In light of the decision by the majority of our exhibitors not to show the
film The Interview, we have decided not to move forward with the
planned December 25 theatrical release. We respect and understand our partners’
decision and, of course, completely share their paramount interest in the safety
of employees and theater-goers.

Sony Pictures has been the victim of an unprecedented criminal assault against
our employees, our customers, and our business. Those who attacked us stole our
intellectual property, private emails, and sensitive and proprietary material,
and sought to destroy our spirit and our morale – all apparently to thwart the
release of a movie they did not like. We are deeply saddened at this brazen
effort to suppress the distribution of a movie, and in the process do damage to
our company, our employees, and the American public. We stand by our filmmakers
and their right to free expression and are extremely disappointed by this
outcome.

Mixed opinions on the ordeal are floating around. Many think it’s better to be safe than sorry and it’s not worth risking people’s lives over a movie.

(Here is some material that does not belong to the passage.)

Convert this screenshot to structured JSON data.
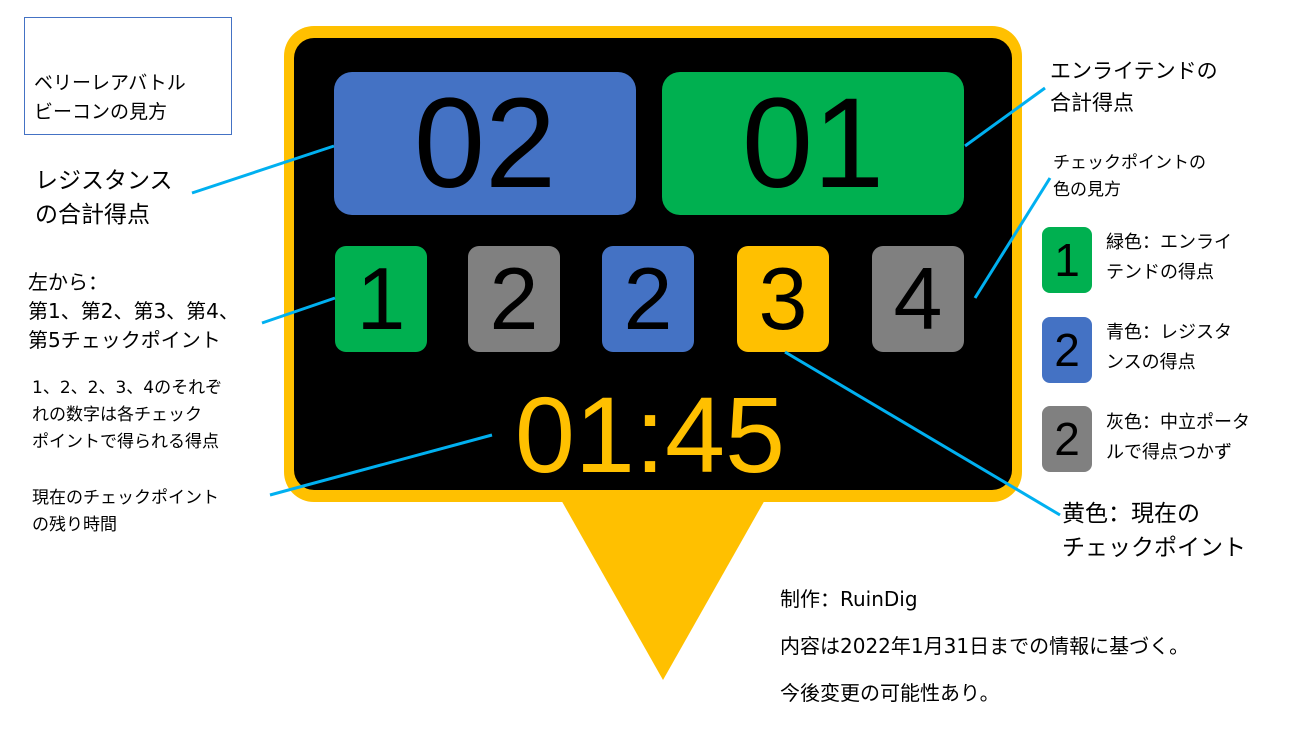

Others feel America is giving in to North Korea and letting them take away the right to freedom of speech. Rob Lowe, who also stars in the film, posted to Twitter after seeing co-star Rogen at the airport. He compared Hollywood’s cancellation of the film to Neville Chamberlain’s decision to sign the controversial Munich Agreement.

More celebrities shared their frustrations, including film maker Michael Moore.

President Obama held a press conference this afternoon and also disagreed with the final decision Sony made.

“I am sympathetic to the concerns that [Sony] faced. Having said all that, yes, they made a mistake.We cannot have a society where a dictator someplace else can start imposing censorship here in the United States. That’s not who we are. That’s not what America is.”

In an interview with Deadline, George Clooney met Lowes level of disappointment and shared his opinion on the situation, feeling Hollywood should not have allowed North Korea to threaten them – “We’re talking about an actual country deciding what content we’re going to have. This affects not just movies, this affects every part of business that we have. That’s the truth.”

Source: giphy

Source: giphy